Craniosynostosis is one of the most common pediatric neurosurgical conditions, Dr. Meltzer explains, and occurs when bones in an infant’s skull fuse too early, which can cause problems with brain and skull development.
“It’s very serious because if not corrected, the child will develop an abnormal appearance in the skull and the face,” he says. ‘We want to see these patients in the very early months, as early as possible, when it’s simpler to correct and achieve the best outcomes.”
In some cases, it’s been possible for Dr. Meltzer to diagnose the condition via telemedicine. WVU Medicine Berkeley Medical Center in Martinsburg, West Virginia, has a telemedicine clinic that allows specialists in Morgantown to see patients via video conferencing.
He reassures nervous parents and gets children in very soon for consultation, so they don’t have to worry too long. “Usually within a week or two,” says Dr. Meltzer. “Their child will receive the best care possible. We have a great team to handle these surgeries.”
He adds, “We’re working with the latest technological advances and innovative techniques. We want to offer families a whole range of treatment options.”

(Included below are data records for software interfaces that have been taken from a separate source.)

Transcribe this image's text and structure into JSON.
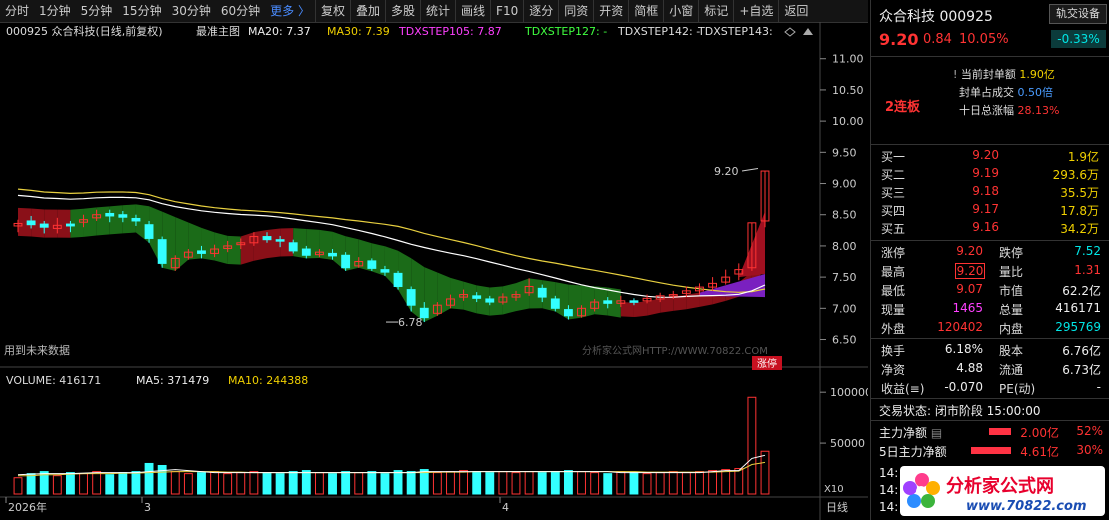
{
  "toolbar": {
    "items": [
      "分时",
      "1分钟",
      "5分钟",
      "15分钟",
      "30分钟",
      "60分钟",
      "更多 〉",
      "复权",
      "叠加",
      "多股",
      "统计",
      "画线",
      "F10",
      "逐分",
      "同资",
      "开资",
      "简框",
      "小窗",
      "标记",
      "+自选",
      "返回"
    ],
    "active_index": 6
  },
  "main_legend": {
    "code_name": "000925  众合科技(日线,前复权)",
    "main_chart": "最准主图",
    "ma20": "MA20: 7.37",
    "ma30": "MA30: 7.39",
    "step105": "TDXSTEP105: 7.87",
    "step127": "TDXSTEP127: -",
    "step142": "TDXSTEP142: -",
    "step143": "TDXSTEP143:"
  },
  "price_axis": [
    "11.00",
    "10.50",
    "10.00",
    "9.50",
    "9.00",
    "8.50",
    "8.00",
    "7.50",
    "7.00",
    "6.50"
  ],
  "annotations": {
    "high_label": "9.20",
    "low_label": "6.78",
    "future_data": "用到未来数据",
    "watermark_main": "分析家公式网HTTP://WWW.70822.COM",
    "limit_up_badge": "涨停",
    "x10": "X10",
    "period": "日线"
  },
  "vol_legend": {
    "volume": "VOLUME: 416171",
    "ma5": "MA5: 371479",
    "ma10": "MA10: 244388"
  },
  "vol_axis": [
    "100000",
    "50000"
  ],
  "date_axis": [
    {
      "label": "2026年",
      "x": "2026-01"
    },
    {
      "label": "3",
      "x": "2026-03"
    },
    {
      "label": "4",
      "x": "2026-04"
    }
  ],
  "chart_data": [
    {
      "type": "candlestick",
      "title": "",
      "ylim": [
        6.3,
        11.3
      ],
      "up_color": "#ff3333",
      "down_color": "#33ffff",
      "candles": [
        [
          8.32,
          8.36,
          8.42,
          8.22
        ],
        [
          8.4,
          8.34,
          8.48,
          8.28
        ],
        [
          8.35,
          8.3,
          8.4,
          8.2
        ],
        [
          8.28,
          8.33,
          8.45,
          8.2
        ],
        [
          8.35,
          8.32,
          8.4,
          8.22
        ],
        [
          8.38,
          8.42,
          8.5,
          8.3
        ],
        [
          8.45,
          8.5,
          8.58,
          8.4
        ],
        [
          8.52,
          8.48,
          8.58,
          8.38
        ],
        [
          8.5,
          8.46,
          8.56,
          8.38
        ],
        [
          8.44,
          8.4,
          8.5,
          8.32
        ],
        [
          8.34,
          8.12,
          8.4,
          8.05
        ],
        [
          8.1,
          7.72,
          8.15,
          7.65
        ],
        [
          7.65,
          7.8,
          7.85,
          7.6
        ],
        [
          7.82,
          7.9,
          7.95,
          7.78
        ],
        [
          7.92,
          7.88,
          8.0,
          7.8
        ],
        [
          7.88,
          7.95,
          8.02,
          7.82
        ],
        [
          7.96,
          8.0,
          8.08,
          7.9
        ],
        [
          8.02,
          8.05,
          8.12,
          7.95
        ],
        [
          8.05,
          8.15,
          8.22,
          8.0
        ],
        [
          8.15,
          8.1,
          8.22,
          8.05
        ],
        [
          8.1,
          8.08,
          8.16,
          7.98
        ],
        [
          8.05,
          7.92,
          8.1,
          7.88
        ],
        [
          7.95,
          7.85,
          8.0,
          7.8
        ],
        [
          7.86,
          7.9,
          7.95,
          7.82
        ],
        [
          7.88,
          7.84,
          7.95,
          7.78
        ],
        [
          7.85,
          7.65,
          7.9,
          7.6
        ],
        [
          7.68,
          7.75,
          7.82,
          7.65
        ],
        [
          7.76,
          7.64,
          7.8,
          7.6
        ],
        [
          7.62,
          7.58,
          7.68,
          7.52
        ],
        [
          7.56,
          7.35,
          7.6,
          7.3
        ],
        [
          7.3,
          7.05,
          7.35,
          6.95
        ],
        [
          7.0,
          6.85,
          7.1,
          6.78
        ],
        [
          6.92,
          7.05,
          7.1,
          6.88
        ],
        [
          7.05,
          7.15,
          7.22,
          7.0
        ],
        [
          7.18,
          7.22,
          7.3,
          7.12
        ],
        [
          7.2,
          7.16,
          7.26,
          7.1
        ],
        [
          7.15,
          7.1,
          7.2,
          7.05
        ],
        [
          7.1,
          7.18,
          7.24,
          7.06
        ],
        [
          7.18,
          7.22,
          7.28,
          7.12
        ],
        [
          7.25,
          7.35,
          7.48,
          7.2
        ],
        [
          7.32,
          7.18,
          7.38,
          7.1
        ],
        [
          7.15,
          7.0,
          7.2,
          6.95
        ],
        [
          6.98,
          6.88,
          7.05,
          6.82
        ],
        [
          6.88,
          7.0,
          7.05,
          6.85
        ],
        [
          7.0,
          7.1,
          7.15,
          6.95
        ],
        [
          7.12,
          7.08,
          7.18,
          7.0
        ],
        [
          7.08,
          7.12,
          7.2,
          7.02
        ],
        [
          7.12,
          7.1,
          7.16,
          7.05
        ],
        [
          7.12,
          7.16,
          7.22,
          7.08
        ],
        [
          7.15,
          7.2,
          7.25,
          7.1
        ],
        [
          7.2,
          7.22,
          7.28,
          7.15
        ],
        [
          7.24,
          7.28,
          7.35,
          7.18
        ],
        [
          7.28,
          7.34,
          7.4,
          7.22
        ],
        [
          7.34,
          7.4,
          7.5,
          7.28
        ],
        [
          7.42,
          7.5,
          7.62,
          7.38
        ],
        [
          7.55,
          7.62,
          7.72,
          7.45
        ],
        [
          7.65,
          8.37,
          8.37,
          7.6
        ],
        [
          8.4,
          9.2,
          9.2,
          8.3
        ]
      ]
    },
    {
      "type": "bar",
      "title": "",
      "ylim": [
        0,
        110000
      ],
      "values": [
        16000,
        20000,
        22000,
        18000,
        21000,
        20000,
        22000,
        19000,
        21000,
        22000,
        30000,
        28000,
        22000,
        20000,
        21000,
        22000,
        20000,
        21000,
        22000,
        21000,
        20000,
        22000,
        23000,
        21000,
        20000,
        22000,
        21000,
        22000,
        20000,
        23000,
        22000,
        24000,
        21000,
        22000,
        23000,
        22000,
        21000,
        22000,
        21000,
        22000,
        21000,
        22000,
        23000,
        22000,
        21000,
        20000,
        22000,
        21000,
        20000,
        21000,
        22000,
        21000,
        22000,
        23000,
        24000,
        25000,
        95000,
        42000
      ],
      "ma5": [
        19000,
        19500,
        20000,
        20000,
        20000,
        20500,
        21000,
        21000,
        21000,
        21000,
        22000,
        23000,
        24000,
        23000,
        22000,
        21000,
        21000,
        21000,
        21000,
        21000,
        21000,
        21000,
        21000,
        21000,
        21000,
        21000,
        21000,
        21000,
        21000,
        21000,
        21000,
        22000,
        22000,
        22000,
        22000,
        22000,
        22000,
        22000,
        22000,
        22000,
        22000,
        22000,
        22000,
        22000,
        22000,
        22000,
        21000,
        21000,
        21000,
        21000,
        21000,
        21000,
        21000,
        22000,
        23000,
        23000,
        35000,
        38000
      ],
      "ma10": [
        18000,
        18000,
        19000,
        19000,
        19500,
        20000,
        20000,
        20000,
        20500,
        20500,
        21000,
        21500,
        22000,
        22000,
        22000,
        22000,
        21500,
        21500,
        21000,
        21000,
        21000,
        21000,
        21000,
        21000,
        21000,
        21000,
        21000,
        21000,
        21000,
        21000,
        21000,
        21000,
        21500,
        21500,
        21500,
        22000,
        22000,
        22000,
        22000,
        22000,
        22000,
        22000,
        22000,
        22000,
        22000,
        22000,
        22000,
        22000,
        21500,
        21500,
        21500,
        21500,
        21500,
        21500,
        22000,
        22500,
        29000,
        31000
      ]
    }
  ],
  "right_panel": {
    "name": "众合科技",
    "code": "000925",
    "btn_settings": "轨交设备",
    "price": "9.20",
    "change": "0.84",
    "change_pct": "10.05%",
    "sector_change": "-0.33%",
    "seal_amount_label": "当前封单额",
    "seal_amount": "1.90亿",
    "seal_ratio_label": "封单占成交",
    "seal_ratio": "0.50倍",
    "ten_day_label": "十日总涨幅",
    "ten_day": "28.13%",
    "streak": "2连板",
    "bids": [
      {
        "label": "买一",
        "price": "9.20",
        "vol": "1.9亿"
      },
      {
        "label": "买二",
        "price": "9.19",
        "vol": "293.6万"
      },
      {
        "label": "买三",
        "price": "9.18",
        "vol": "35.5万"
      },
      {
        "label": "买四",
        "price": "9.17",
        "vol": "17.8万"
      },
      {
        "label": "买五",
        "price": "9.16",
        "vol": "34.2万"
      }
    ],
    "fields": [
      {
        "l1": "涨停",
        "v1": "9.20",
        "c1": "red",
        "l2": "跌停",
        "v2": "7.52",
        "c2": "green"
      },
      {
        "l1": "最高",
        "v1": "9.20",
        "c1": "red",
        "l2": "量比",
        "v2": "1.31",
        "c2": "red"
      },
      {
        "l1": "最低",
        "v1": "9.07",
        "c1": "red",
        "l2": "市值",
        "v2": "62.2亿",
        "c2": "white"
      },
      {
        "l1": "现量",
        "v1": "1465",
        "c1": "magenta",
        "l2": "总量",
        "v2": "416171",
        "c2": "white"
      },
      {
        "l1": "外盘",
        "v1": "120402",
        "c1": "red",
        "l2": "内盘",
        "v2": "295769",
        "c2": "green"
      }
    ],
    "fields2": [
      {
        "l1": "换手",
        "v1": "6.18%",
        "l2": "股本",
        "v2": "6.76亿"
      },
      {
        "l1": "净资",
        "v1": "4.88",
        "l2": "流通",
        "v2": "6.73亿"
      },
      {
        "l1": "收益(≡)",
        "v1": "-0.070",
        "l2": "PE(动)",
        "v2": "-"
      }
    ],
    "trade_state": "交易状态: 闭市阶段 15:00:00",
    "main_flow_label": "主力净额",
    "main_flow": "2.00亿",
    "main_flow_pct": "52%",
    "five_day_label": "5日主力净额",
    "five_day": "4.61亿",
    "five_day_pct": "30%",
    "time_rows": [
      "14:",
      "14:",
      "14:"
    ],
    "logo_text": "分析家公式网",
    "logo_url": "www.70822.com"
  }
}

Dr. Meltzer was always interested in medicine, even as a child, primarily because of “the opportunity to help people, to make a difference in people’s lives and society,” he says. During his medical training, he was drawn to neurosurgery, and then came an opportunity to work in pediatric neurosurgery.

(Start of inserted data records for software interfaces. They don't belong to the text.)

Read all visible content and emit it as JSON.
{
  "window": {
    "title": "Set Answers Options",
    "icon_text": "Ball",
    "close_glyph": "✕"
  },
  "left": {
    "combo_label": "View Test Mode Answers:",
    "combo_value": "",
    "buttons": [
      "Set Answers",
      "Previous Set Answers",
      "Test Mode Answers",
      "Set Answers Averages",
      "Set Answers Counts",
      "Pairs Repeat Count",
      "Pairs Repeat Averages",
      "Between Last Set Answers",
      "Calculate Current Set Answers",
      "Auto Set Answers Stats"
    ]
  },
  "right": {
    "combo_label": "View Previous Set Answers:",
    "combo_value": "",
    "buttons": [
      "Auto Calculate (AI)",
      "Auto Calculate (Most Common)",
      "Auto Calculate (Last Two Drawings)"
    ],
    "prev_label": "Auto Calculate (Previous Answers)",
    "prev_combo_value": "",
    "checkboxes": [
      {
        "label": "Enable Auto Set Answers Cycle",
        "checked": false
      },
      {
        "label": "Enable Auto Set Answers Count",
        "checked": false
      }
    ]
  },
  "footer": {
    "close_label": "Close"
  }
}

“I knew right away that’s what I wanted to do,” he says. “I felt I could make the most impact helping a child with their whole life ahead of them.”
He finds the relationships that develop with families are the best part of pediatrics. “We see this child go through treatment, then go on to develop into an adult. It’s extremely meaningful.
“We have a great responsibility to the parents, and they put their trust in us,” Dr. Meltzer adds. “Parents show so much courage and are so grateful. I’ve received so many cards and baked goods.”
His philosophy of care? “Put yourself in the other person’s shoes,” he says. “Give them the same care, love, and encouragement you would give your own family.”
Dr. Meltzer grew up in Chicago and practiced for over 20 years in San Diego, California, before being lured to WVU Medicine by his colleague and mentor, Mark R. Lee, MD. “There’s great natural beauty here,” he says. “My wife and I are happier than we’ve ever been. We love attending football and basketball games and supporting the WVU Medicine community.”